As a researcher, I was struck by how undertheorized the genre was in terms of race and representation. This lack of criticism has occurred, in part, because sports films are often and incorrectly perceived as apolitical or innocuous due to their utopian, melodramatic, and idealized narratives. And yet, the gap in black film criticism specifically felt glaring because of the genre’s vaulted if underappreciated viewpoint of the Black body. With this book, I wanted to fill the gap in sports and black film and media criticism and bring interdisciplinary methods to bear on the genre’s representational and formal practices and possibilities.
Guaraná: Could you talk about how you selected the corpus of films you analyze and your considerations for organizing them for the book?
Sheppard: One of the best things I did for myself early in the writing process was to reject the idea that this book needed to be either a genealogy or a complete survey of black representation in sports films. I was therefore able to free myself from that kind of specific narrative/historical structure and attend more acutely to distinct representational tropes and their formal consequences within and beyond sport cinema’s regimes of representation.
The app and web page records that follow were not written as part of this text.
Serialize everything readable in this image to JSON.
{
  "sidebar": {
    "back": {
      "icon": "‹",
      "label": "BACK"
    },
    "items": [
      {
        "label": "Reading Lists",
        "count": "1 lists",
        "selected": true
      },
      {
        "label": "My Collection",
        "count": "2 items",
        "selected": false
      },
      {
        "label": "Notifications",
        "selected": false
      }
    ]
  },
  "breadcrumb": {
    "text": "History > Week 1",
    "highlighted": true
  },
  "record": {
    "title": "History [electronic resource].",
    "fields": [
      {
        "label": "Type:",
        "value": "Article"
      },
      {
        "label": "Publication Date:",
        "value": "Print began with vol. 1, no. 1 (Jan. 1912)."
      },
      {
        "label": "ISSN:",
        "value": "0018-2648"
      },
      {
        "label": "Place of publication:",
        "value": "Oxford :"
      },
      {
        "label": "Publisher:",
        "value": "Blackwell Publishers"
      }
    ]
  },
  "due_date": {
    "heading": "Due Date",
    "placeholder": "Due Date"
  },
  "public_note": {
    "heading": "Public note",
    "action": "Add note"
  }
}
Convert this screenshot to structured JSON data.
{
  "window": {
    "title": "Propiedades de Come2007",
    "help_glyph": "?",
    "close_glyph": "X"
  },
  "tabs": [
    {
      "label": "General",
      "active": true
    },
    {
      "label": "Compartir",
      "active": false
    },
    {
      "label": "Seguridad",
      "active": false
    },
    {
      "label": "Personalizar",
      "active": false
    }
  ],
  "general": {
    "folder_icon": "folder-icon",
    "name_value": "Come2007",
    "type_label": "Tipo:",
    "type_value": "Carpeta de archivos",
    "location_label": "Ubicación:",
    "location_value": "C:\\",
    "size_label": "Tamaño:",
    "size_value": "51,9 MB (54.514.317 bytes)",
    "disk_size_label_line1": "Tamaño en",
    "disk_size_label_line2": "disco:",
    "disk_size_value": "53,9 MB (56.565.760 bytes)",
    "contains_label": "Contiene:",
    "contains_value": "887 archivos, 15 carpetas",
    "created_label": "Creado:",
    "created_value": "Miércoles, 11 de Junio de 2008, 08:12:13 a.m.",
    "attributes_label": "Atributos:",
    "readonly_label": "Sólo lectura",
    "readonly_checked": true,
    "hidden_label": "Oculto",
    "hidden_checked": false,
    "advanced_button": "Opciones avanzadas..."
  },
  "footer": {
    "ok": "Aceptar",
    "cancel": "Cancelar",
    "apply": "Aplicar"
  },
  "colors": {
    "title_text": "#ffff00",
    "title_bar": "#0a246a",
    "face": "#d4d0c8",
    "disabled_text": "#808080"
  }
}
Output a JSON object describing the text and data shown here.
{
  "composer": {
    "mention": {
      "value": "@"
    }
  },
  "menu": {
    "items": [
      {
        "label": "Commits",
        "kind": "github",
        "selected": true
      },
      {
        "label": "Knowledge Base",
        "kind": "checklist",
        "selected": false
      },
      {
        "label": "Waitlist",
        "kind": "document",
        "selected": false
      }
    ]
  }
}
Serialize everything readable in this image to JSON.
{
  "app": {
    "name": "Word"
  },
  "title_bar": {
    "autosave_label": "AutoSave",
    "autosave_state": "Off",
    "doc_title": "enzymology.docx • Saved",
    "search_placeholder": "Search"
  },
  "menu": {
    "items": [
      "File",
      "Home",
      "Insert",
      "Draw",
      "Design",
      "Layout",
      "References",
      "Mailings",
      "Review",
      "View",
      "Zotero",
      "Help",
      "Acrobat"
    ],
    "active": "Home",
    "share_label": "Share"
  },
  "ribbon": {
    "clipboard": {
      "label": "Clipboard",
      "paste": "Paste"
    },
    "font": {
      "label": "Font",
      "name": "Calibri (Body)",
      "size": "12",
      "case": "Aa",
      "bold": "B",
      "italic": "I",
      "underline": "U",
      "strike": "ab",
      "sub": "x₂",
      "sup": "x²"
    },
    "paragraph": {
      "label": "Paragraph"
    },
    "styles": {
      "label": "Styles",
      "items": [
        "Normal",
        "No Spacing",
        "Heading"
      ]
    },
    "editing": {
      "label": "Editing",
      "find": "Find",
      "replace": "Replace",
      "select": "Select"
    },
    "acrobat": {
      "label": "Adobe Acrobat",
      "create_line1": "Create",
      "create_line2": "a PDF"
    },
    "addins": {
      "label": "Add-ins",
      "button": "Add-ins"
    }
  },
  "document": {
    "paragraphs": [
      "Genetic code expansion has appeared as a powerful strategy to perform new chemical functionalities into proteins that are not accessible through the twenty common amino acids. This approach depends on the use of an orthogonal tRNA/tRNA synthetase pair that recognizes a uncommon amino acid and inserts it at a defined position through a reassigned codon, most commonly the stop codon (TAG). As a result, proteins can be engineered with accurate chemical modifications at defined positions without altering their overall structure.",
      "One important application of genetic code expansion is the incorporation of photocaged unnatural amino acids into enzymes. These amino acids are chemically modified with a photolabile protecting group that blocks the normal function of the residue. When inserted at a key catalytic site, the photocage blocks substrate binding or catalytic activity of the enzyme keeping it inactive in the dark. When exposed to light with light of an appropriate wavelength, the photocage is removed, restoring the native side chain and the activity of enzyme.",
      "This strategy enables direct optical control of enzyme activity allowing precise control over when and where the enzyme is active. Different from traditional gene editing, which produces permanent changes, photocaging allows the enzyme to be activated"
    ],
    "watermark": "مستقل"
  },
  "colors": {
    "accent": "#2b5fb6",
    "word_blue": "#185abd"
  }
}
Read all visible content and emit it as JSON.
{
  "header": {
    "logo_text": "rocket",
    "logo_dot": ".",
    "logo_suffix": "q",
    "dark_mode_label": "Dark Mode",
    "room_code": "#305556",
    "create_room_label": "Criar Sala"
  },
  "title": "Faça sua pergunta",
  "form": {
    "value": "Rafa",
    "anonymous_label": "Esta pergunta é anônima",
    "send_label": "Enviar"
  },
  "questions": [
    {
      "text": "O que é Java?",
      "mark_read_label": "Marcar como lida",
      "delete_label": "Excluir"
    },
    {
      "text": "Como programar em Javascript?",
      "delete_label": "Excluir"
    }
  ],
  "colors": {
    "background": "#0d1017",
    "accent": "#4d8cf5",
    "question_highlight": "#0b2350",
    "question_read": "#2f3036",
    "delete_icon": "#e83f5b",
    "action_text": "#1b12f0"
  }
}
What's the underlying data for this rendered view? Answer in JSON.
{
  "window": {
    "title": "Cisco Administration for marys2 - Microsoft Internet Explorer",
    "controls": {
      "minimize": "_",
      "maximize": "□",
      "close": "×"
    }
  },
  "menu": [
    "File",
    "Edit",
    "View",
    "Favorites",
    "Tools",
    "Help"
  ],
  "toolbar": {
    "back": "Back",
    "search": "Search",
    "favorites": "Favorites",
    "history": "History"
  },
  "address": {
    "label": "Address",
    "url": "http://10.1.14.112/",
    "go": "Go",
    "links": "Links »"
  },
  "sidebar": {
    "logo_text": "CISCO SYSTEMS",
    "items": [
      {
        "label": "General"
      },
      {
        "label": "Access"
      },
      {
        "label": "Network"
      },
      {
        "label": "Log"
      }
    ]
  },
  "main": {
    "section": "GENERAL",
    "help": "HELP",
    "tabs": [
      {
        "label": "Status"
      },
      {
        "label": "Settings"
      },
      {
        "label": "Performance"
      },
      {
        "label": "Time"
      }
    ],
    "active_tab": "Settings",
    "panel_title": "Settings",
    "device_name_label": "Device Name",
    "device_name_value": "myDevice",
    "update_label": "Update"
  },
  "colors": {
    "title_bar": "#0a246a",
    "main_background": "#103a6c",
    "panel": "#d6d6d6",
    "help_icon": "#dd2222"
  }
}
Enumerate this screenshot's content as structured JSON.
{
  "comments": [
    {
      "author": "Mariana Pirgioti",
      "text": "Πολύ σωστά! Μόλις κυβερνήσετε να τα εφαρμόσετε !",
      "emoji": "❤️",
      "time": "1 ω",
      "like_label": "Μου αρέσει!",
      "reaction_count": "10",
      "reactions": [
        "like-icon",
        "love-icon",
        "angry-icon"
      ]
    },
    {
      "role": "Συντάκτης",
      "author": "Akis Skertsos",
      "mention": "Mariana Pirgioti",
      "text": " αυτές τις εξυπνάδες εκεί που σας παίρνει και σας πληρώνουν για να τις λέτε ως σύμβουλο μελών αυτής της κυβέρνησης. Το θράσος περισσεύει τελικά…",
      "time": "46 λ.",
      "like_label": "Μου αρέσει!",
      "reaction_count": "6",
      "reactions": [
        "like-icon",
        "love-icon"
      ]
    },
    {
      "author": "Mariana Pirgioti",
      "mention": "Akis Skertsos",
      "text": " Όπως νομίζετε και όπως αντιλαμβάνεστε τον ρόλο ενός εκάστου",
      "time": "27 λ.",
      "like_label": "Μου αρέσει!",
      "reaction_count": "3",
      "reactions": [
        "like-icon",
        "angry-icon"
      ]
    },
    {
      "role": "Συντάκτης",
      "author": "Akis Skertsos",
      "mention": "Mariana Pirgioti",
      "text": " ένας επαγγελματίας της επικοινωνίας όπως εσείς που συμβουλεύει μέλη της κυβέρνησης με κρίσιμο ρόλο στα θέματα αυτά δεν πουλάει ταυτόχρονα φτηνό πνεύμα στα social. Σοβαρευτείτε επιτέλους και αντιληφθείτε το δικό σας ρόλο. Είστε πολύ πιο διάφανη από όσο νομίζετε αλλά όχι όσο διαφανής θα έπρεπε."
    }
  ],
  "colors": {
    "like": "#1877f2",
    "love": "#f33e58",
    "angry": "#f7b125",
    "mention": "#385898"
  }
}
In the introduction’s explanation of key terms, I discuss conceptual artist Hank Willis Thomas’s video Overtime (2011). Exhibition curator Richard Klein explains that Overtime stages the question “What happens when the visual legacy of American lynching collides with the visual legacy of the slam dunk?”2 I explore a similarly provocative question throughout the chapters of my book: What happens when the visual legacy of blackness in American cinema collides with the visual legacies of Black sporting bodies? Therefore, I organized the book into four chapters that engage Black sporting bodies as historical contestants, racial icons, athletic genders, and rebellious athletes. The arc of the book constructs and deconstructs the modes, codes, and conventions of the genre, keeping in mind how Black bodies shape and reshape meaning on-screen and beyond. In the end, Sporting Blackness theorizes race and embodiment in terms of the sports-film genre but provides a way to understand blackness both in motion and in contest that has applicability outside the sports film’s categorical boundaries and generic restrictions.
Guaraná: Throughout the book, you deftly reveal the connective tissues between particular moments in film (and other media) and black history, sports, and culture. But the term “critical muscle memory” also describes a spectatorial affect. To what would you attribute the potential for these affects on any spectator?
Sheppard: A lot of the theorists I was drawing from, including C. L. R. James, Elizabeth Alexander, Harvey Young, Frantz Fanon, and Grant Farred, are thinking about shared, black embodied experiences affectively. In a similar manner, I offer an athletically and culturally specific use of the term “critical muscle memory”—one that engages human kinetics and black memory in terms of Black communities. And this racial specificity matters in terms of the images and the spectators I am engaged with in the book. But I do think the term is capacious enough to be modified and deployed to engage other images and experiences.